What is expected —
Your answer must consist of the records exactly as given, with no pictures included.

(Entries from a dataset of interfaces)
=======

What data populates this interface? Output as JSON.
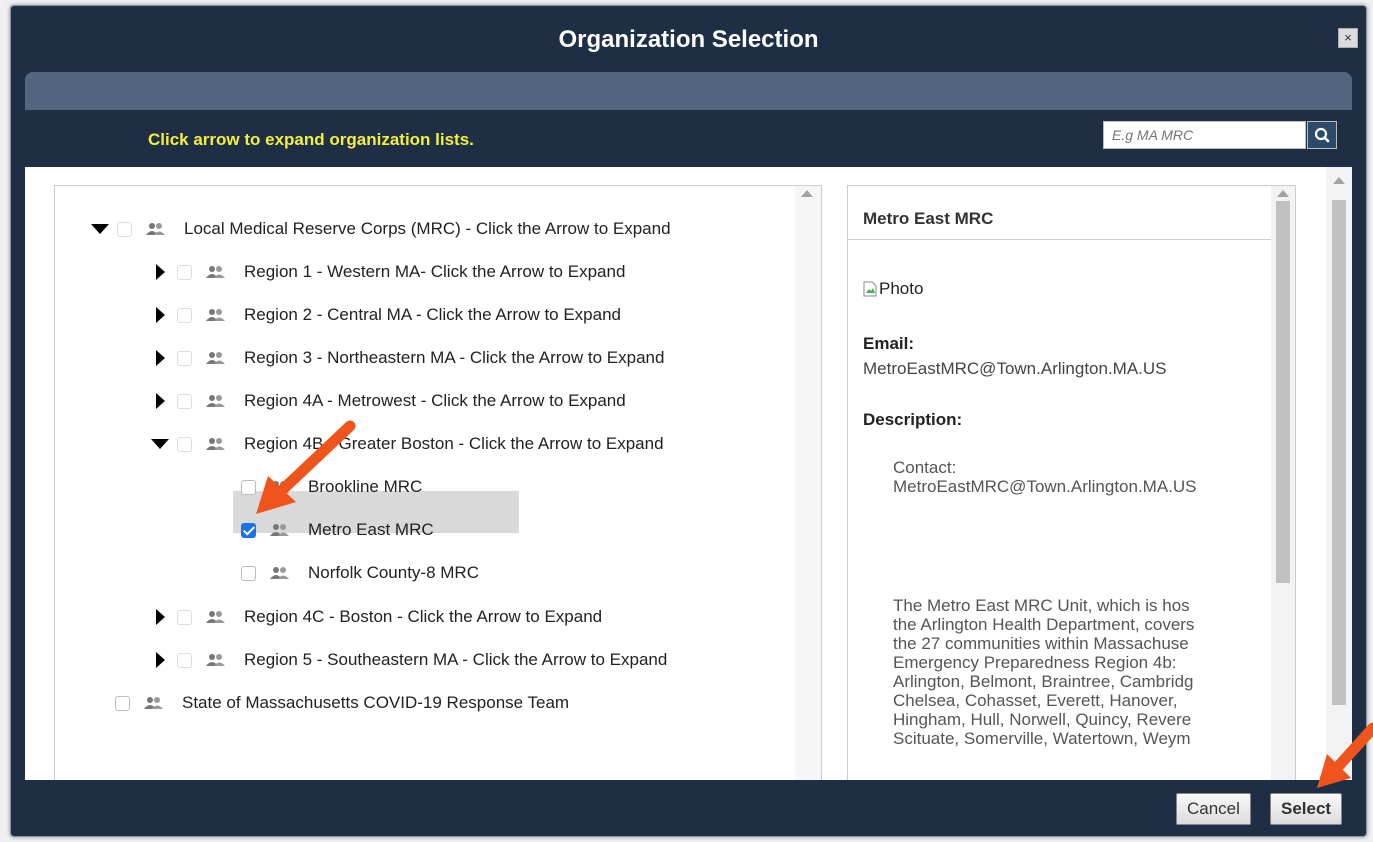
{
  "dialog": {
    "title": "Organization Selection",
    "close_label": "×",
    "instruction": "Click arrow to expand organization lists.",
    "search": {
      "placeholder": "E.g MA MRC"
    }
  },
  "tree": [
    {
      "label": "Local Medical Reserve Corps (MRC) - Click the Arrow to Expand",
      "expander": "expanded",
      "checked": false
    },
    {
      "label": "Region 1 - Western MA- Click the Arrow to Expand",
      "expander": "collapsed",
      "checked": false
    },
    {
      "label": "Region 2 - Central MA - Click the Arrow to Expand",
      "expander": "collapsed",
      "checked": false
    },
    {
      "label": "Region 3 - Northeastern MA - Click the Arrow to Expand",
      "expander": "collapsed",
      "checked": false
    },
    {
      "label": "Region 4A - Metrowest - Click the Arrow to Expand",
      "expander": "collapsed",
      "checked": false
    },
    {
      "label": "Region 4B - Greater Boston - Click the Arrow to Expand",
      "expander": "expanded",
      "checked": false
    },
    {
      "label": "Brookline MRC",
      "expander": "none",
      "checked": false
    },
    {
      "label": "Metro East MRC",
      "expander": "none",
      "checked": true,
      "selected": true
    },
    {
      "label": "Norfolk County-8 MRC",
      "expander": "none",
      "checked": false
    },
    {
      "label": "Region 4C - Boston - Click the Arrow to Expand",
      "expander": "collapsed",
      "checked": false
    },
    {
      "label": "Region 5 - Southeastern MA - Click the Arrow to Expand",
      "expander": "collapsed",
      "checked": false
    },
    {
      "label": "State of Massachusetts COVID-19 Response Team",
      "expander": "none",
      "checked": false
    }
  ],
  "details": {
    "title": "Metro East MRC",
    "photo_alt": "Photo",
    "email_label": "Email:",
    "email": "MetroEastMRC@Town.Arlington.MA.US",
    "description_label": "Description:",
    "description_contact": "Contact:\nMetroEastMRC@Town.Arlington.MA.US",
    "description_body": "The Metro East MRC Unit, which is hos\nthe Arlington Health Department, covers\nthe 27 communities within Massachuse\nEmergency Preparedness Region 4b:\nArlington, Belmont, Braintree, Cambridg\nChelsea, Cohasset, Everett, Hanover,\nHingham, Hull, Norwell, Quincy, Revere\nScituate, Somerville, Watertown, Weym"
  },
  "buttons": {
    "cancel": "Cancel",
    "select": "Select"
  },
  "icons": [
    "close-icon",
    "search-icon",
    "group-icon",
    "expand-arrow-icon",
    "collapse-arrow-icon",
    "broken-image-icon",
    "annotation-arrow"
  ],
  "colors": {
    "dialog_bg": "#1e2f45",
    "band": "#53667f",
    "instruction": "#f4ef3b",
    "checkbox_checked": "#1a73e8",
    "annotation": "#f0541d"
  }
}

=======

Answer to this problem —
What data populates this interface? Output as JSON.
{
  "dialog": {
    "title": "Organization Selection",
    "close_label": "×",
    "instruction": "Click arrow to expand organization lists.",
    "search": {
      "placeholder": "E.g MA MRC"
    }
  },
  "tree": [
    {
      "label": "Local Medical Reserve Corps (MRC) - Click the Arrow to Expand",
      "expander": "expanded",
      "checked": false
    },
    {
      "label": "Region 1 - Western MA- Click the Arrow to Expand",
      "expander": "collapsed",
      "checked": false
    },
    {
      "label": "Region 2 - Central MA - Click the Arrow to Expand",
      "expander": "collapsed",
      "checked": false
    },
    {
      "label": "Region 3 - Northeastern MA - Click the Arrow to Expand",
      "expander": "collapsed",
      "checked": false
    },
    {
      "label": "Region 4A - Metrowest - Click the Arrow to Expand",
      "expander": "collapsed",
      "checked": false
    },
    {
      "label": "Region 4B - Greater Boston - Click the Arrow to Expand",
      "expander": "expanded",
      "checked": false
    },
    {
      "label": "Brookline MRC",
      "expander": "none",
      "checked": false
    },
    {
      "label": "Metro East MRC",
      "expander": "none",
      "checked": true,
      "selected": true
    },
    {
      "label": "Norfolk County-8 MRC",
      "expander": "none",
      "checked": false
    },
    {
      "label": "Region 4C - Boston - Click the Arrow to Expand",
      "expander": "collapsed",
      "checked": false
    },
    {
      "label": "Region 5 - Southeastern MA - Click the Arrow to Expand",
      "expander": "collapsed",
      "checked": false
    },
    {
      "label": "State of Massachusetts COVID-19 Response Team",
      "expander": "none",
      "checked": false
    }
  ],
  "details": {
    "title": "Metro East MRC",
    "photo_alt": "Photo",
    "email_label": "Email:",
    "email": "MetroEastMRC@Town.Arlington.MA.US",
    "description_label": "Description:",
    "description_contact": "Contact:\nMetroEastMRC@Town.Arlington.MA.US",
    "description_body": "The Metro East MRC Unit, which is hos\nthe Arlington Health Department, covers\nthe 27 communities within Massachuse\nEmergency Preparedness Region 4b:\nArlington, Belmont, Braintree, Cambridg\nChelsea, Cohasset, Everett, Hanover,\nHingham, Hull, Norwell, Quincy, Revere\nScituate, Somerville, Watertown, Weym"
  },
  "buttons": {
    "cancel": "Cancel",
    "select": "Select"
  },
  "icons": [
    "close-icon",
    "search-icon",
    "group-icon",
    "expand-arrow-icon",
    "collapse-arrow-icon",
    "broken-image-icon",
    "annotation-arrow"
  ],
  "colors": {
    "dialog_bg": "#1e2f45",
    "band": "#53667f",
    "instruction": "#f4ef3b",
    "checkbox_checked": "#1a73e8",
    "annotation": "#f0541d"
  }
}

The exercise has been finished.